One other point of much importance remains to be spoken of, although it might be difficult to say whether it is really a matter of style or of substance. Nothing counts for more in the telling of a story, especially a story of adventure, than the author’s attitude toward his characters; not simply the fact that he blames or praises them, or abstains from doing so, but his unspoken attitude, his real feeling, disclosed between the lines. Too much admiration on the part of the author is fatal to a classic effect, even though the admiration be implied rather than expressed. This is perhaps the greatest weakness of Mr. Kipling. That a man should be a gentleman is always, strangely enough, a matter of some surprise to that conscientious author, and that he should be not only a gentleman, but actually brave in addition, is almost too much for Mr. Kipling’s equanimity. His heroes, those gallant young officers whom he describes so well, are exhibited to the reader with something of that pride which a showman or a fond mother might pardonably display. Mr. Kipling knows them thoroughly, but he is not of them. He is their humble servant. They are, he seems to feel, members of a species to which he, the author, and probably the reader also, are not akin. Now, almost everybody who writes about fighting or heroic men in these days, about highwaymen, cow-boys, river-drivers, woodsmen, or other primitive characters, imitates Mr. Kipling, very seldom Bret Harte. Partly, no doubt, this is because Mr. Kipling’s mannerisms are attractive, and easily copied. That little trick, for example, of beginning sentences with the word “also,” is a familiar earmark of the Kipling school.
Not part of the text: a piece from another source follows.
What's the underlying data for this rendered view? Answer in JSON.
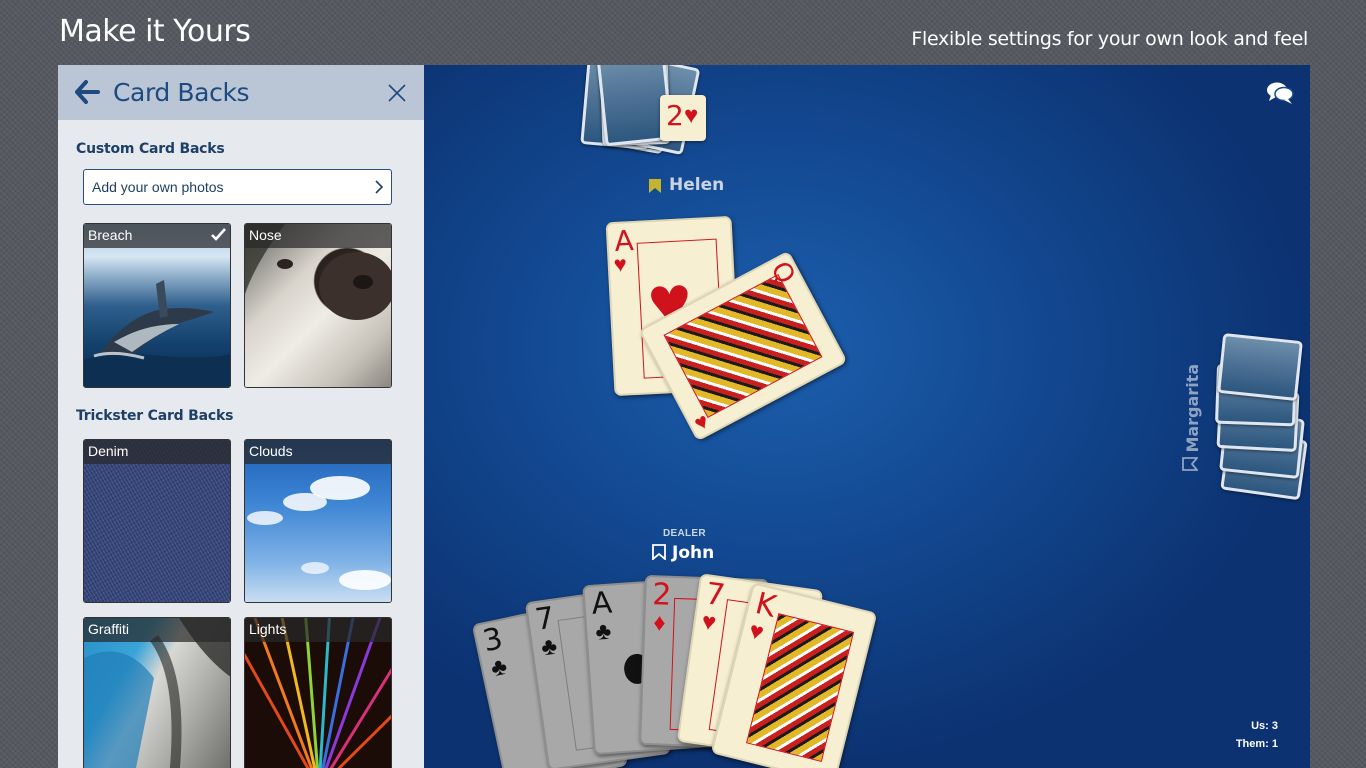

But a stronger reason for imitating Mr. Kipling is that the attitude of frank admiration which he assumes is the natural attitude for the ordinary writer. Such a writer falls into it unconsciously, and does not easily rise above it. The author is a “tenderfoot,” discoursing to another tenderfoot, the reader, about the brave and wonderful men whom he has met in the course of his travels; and the reader’s astonishment and admiration are looked for with confidence.
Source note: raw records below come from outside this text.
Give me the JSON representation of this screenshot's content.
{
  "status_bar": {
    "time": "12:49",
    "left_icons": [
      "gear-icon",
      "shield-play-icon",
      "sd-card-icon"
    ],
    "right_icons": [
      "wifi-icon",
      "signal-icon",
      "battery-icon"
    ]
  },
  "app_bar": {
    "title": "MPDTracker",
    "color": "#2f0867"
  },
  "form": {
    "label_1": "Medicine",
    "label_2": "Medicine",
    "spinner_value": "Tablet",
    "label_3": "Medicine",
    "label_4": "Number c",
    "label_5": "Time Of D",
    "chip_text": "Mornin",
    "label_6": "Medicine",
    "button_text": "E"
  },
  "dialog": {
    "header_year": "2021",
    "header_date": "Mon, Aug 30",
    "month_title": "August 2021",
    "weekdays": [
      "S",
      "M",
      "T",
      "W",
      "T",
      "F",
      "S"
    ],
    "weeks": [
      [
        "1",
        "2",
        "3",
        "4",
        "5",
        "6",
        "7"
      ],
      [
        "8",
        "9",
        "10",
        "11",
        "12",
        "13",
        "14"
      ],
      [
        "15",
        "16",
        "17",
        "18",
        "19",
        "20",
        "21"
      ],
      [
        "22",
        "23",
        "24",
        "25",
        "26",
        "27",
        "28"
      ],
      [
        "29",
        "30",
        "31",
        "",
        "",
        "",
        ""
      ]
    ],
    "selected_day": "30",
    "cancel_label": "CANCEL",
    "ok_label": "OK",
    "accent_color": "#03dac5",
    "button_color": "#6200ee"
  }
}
Vastly different from all this is the attitude of Bret Harte. He takes it for granted that the Pioneers in general had the instincts of gentlemen and the courage of heroes. His characters are represented not as exceptional California men, but as ordinary California men placed in rather exceptional circumstances. Brave as they are, they are never brave enough to surprise him. He is their equal. He never boasts of them nor about them. On the contrary, he gives the impression that the whole California Pioneer Society was constructed upon the same lofty plane, as indeed it was, barring a few renegades.
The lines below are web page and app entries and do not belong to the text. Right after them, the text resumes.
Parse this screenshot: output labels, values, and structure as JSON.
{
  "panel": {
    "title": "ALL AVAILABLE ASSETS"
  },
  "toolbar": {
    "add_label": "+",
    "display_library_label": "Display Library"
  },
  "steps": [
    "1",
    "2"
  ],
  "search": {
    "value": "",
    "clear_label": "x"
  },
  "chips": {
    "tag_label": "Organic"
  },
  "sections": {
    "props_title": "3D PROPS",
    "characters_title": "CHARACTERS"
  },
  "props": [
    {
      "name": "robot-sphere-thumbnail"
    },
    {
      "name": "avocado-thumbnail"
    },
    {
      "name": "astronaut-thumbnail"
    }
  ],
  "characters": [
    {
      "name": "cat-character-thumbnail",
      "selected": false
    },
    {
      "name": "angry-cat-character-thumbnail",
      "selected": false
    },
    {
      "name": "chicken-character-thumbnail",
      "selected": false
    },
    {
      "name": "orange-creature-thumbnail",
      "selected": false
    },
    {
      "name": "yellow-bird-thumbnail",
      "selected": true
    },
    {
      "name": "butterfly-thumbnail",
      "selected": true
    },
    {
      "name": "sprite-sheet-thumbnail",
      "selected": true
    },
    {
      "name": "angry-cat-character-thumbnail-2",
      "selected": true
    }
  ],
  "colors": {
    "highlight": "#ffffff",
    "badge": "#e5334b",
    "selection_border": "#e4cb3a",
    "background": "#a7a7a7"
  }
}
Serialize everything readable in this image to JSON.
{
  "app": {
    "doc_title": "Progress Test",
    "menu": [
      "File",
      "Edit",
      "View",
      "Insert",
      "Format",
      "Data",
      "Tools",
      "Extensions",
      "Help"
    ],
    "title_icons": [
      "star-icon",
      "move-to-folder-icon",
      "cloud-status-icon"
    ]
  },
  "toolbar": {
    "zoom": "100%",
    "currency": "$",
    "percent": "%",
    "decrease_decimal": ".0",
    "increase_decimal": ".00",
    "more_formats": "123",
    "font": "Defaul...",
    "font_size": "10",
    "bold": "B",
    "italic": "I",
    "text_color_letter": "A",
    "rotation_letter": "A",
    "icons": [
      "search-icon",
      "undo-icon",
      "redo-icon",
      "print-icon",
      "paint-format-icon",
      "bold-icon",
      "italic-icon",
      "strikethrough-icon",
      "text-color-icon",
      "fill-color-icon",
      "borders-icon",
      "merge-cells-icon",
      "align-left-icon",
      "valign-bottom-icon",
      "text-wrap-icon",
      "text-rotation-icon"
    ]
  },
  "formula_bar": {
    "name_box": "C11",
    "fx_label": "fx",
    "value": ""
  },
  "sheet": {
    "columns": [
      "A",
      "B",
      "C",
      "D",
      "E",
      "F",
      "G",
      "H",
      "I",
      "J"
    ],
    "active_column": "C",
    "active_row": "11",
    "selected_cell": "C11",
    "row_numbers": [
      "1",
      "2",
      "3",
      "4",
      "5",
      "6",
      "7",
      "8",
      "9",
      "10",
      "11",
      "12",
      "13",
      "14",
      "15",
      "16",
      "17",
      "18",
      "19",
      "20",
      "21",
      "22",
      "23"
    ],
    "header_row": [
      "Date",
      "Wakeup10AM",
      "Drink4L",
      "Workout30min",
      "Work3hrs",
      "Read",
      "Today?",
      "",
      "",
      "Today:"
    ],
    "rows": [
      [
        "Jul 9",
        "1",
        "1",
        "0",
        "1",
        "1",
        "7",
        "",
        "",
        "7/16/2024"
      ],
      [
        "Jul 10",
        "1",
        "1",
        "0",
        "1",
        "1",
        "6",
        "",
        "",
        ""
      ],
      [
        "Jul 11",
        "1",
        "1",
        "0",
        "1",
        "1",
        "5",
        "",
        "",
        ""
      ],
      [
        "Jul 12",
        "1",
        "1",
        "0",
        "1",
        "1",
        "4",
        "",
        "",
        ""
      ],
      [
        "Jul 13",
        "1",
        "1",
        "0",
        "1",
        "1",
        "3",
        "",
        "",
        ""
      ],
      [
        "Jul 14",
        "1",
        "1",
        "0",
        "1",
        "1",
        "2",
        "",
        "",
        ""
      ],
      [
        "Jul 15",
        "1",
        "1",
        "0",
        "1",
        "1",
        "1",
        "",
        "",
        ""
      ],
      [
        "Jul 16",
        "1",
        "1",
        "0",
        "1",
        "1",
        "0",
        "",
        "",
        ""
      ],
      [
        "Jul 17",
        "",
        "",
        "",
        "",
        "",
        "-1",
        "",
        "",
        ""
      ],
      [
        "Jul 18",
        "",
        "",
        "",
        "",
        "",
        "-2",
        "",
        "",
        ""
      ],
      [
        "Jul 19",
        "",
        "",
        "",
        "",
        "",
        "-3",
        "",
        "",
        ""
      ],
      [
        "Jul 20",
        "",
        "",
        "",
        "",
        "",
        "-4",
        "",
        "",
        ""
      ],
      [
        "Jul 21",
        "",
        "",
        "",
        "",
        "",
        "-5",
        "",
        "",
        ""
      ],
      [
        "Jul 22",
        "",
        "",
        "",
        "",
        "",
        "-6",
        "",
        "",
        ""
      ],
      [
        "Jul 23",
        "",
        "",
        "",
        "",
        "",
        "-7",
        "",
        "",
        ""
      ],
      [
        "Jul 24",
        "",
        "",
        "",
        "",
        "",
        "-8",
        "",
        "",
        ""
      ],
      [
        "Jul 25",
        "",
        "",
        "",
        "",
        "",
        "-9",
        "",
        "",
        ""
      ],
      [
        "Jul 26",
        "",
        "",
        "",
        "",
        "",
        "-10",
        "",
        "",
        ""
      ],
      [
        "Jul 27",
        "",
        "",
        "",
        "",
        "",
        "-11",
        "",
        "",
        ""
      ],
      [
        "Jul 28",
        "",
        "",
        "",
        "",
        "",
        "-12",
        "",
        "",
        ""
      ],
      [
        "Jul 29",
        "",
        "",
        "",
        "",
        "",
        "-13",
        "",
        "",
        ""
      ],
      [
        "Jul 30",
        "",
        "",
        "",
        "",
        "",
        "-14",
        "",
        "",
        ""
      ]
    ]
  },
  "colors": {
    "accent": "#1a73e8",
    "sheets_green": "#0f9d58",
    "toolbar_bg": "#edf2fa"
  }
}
When Edward Brice, the young expressman, “set his white lips together, and with a determined face, and unfaltering step,” walked straight toward the rifle held in Snapshot Harry’s unerring hands, the incident astonishes nobody, except perhaps the reader. Certainly it does not astonish the persons who witness or the author who records it. It evokes a little good-humored banter from Snapshot Harry himself, and a laughing compliment from his beautiful niece, Flora Dimwood, but nothing more. We have been told that Shakspere cut no great figure in his own time because his contemporaries were cast in much the same heroic mould, greatness of soul being a rather common thing in Elizabethan days. For a similar reason, the heroes of Bret Harte are accepted by one another, by the minor characters, and, finally, by the author himself, with perfect composure and without visible surprise.

Bret Harte makes the reader feel that he is describing not simply a few men and women of nobility, but a whole society, an epoch, of which he was himself a part; and this gives an element of distinction, even of immortality, to his stories. Had only one man died at Thermopylae, the fact would have been remembered by the world, but it would have lost its chief significance. The death of three hundred made it a typical act of the Spartan people. The time will come when California, now strangely unappreciative of its own past, and of the writer who preserved it, will look back upon the Pioneers as the modern Greek looks back upon Sparta and Athens.